▶ Your goal
What you return must be the lines of the data that hold the word "JSON".

Data about app and page elements:
------------------------------------------------------------

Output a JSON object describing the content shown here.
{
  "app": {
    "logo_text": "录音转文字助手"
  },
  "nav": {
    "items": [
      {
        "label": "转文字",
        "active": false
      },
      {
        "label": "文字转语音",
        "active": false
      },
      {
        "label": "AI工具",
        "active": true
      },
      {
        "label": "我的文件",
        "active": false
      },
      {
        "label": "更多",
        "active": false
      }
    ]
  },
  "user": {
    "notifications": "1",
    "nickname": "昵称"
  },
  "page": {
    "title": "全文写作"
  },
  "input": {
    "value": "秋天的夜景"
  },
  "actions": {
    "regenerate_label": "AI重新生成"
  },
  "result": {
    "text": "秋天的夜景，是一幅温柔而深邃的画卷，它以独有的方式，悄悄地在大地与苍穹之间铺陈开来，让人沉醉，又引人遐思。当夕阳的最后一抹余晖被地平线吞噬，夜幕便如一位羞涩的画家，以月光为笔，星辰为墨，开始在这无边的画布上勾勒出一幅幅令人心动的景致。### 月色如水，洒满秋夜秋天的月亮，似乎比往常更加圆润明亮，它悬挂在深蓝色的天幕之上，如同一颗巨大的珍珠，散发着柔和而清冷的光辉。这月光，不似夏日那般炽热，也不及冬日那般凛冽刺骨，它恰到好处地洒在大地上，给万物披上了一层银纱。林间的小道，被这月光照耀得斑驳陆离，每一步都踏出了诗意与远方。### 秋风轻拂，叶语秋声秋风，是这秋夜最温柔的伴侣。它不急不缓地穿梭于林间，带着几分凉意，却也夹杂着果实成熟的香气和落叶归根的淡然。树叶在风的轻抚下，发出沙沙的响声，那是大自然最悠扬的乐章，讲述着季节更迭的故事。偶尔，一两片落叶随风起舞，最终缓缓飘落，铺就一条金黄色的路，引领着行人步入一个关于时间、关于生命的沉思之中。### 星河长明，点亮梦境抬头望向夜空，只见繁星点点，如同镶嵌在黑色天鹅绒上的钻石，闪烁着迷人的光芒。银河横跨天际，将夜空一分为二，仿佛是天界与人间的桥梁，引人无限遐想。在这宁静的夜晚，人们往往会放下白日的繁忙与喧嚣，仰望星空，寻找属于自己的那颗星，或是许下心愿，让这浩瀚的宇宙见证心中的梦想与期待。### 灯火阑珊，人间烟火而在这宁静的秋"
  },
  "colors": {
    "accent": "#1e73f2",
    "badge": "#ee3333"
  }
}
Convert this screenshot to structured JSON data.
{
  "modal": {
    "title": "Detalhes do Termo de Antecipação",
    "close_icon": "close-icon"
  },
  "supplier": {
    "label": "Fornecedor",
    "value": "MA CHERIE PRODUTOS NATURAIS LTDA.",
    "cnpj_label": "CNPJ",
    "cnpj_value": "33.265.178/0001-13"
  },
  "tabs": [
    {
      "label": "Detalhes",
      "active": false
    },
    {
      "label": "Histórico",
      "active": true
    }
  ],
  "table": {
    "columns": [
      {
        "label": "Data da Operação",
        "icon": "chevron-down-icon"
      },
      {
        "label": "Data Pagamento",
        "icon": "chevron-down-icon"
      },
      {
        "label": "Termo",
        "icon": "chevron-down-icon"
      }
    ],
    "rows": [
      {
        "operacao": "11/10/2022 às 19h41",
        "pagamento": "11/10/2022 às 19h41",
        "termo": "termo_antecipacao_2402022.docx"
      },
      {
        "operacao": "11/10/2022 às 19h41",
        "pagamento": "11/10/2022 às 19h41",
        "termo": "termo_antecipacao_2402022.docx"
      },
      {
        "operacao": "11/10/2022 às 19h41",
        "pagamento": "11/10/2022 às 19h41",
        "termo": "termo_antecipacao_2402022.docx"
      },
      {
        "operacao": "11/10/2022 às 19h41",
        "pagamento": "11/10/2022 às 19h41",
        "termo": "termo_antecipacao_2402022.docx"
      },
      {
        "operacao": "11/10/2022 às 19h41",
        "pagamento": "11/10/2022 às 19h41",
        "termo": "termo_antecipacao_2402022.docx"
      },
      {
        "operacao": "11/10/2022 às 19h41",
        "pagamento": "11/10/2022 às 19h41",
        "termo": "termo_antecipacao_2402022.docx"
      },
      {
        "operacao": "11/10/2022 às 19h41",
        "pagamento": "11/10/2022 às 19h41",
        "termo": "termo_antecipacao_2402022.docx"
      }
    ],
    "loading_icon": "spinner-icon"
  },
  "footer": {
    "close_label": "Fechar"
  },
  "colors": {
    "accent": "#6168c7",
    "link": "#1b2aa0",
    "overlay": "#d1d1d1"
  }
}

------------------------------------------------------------

▶ Your solution
Output a JSON object describing the content shown here.
Convert this screenshot to structured JSON data.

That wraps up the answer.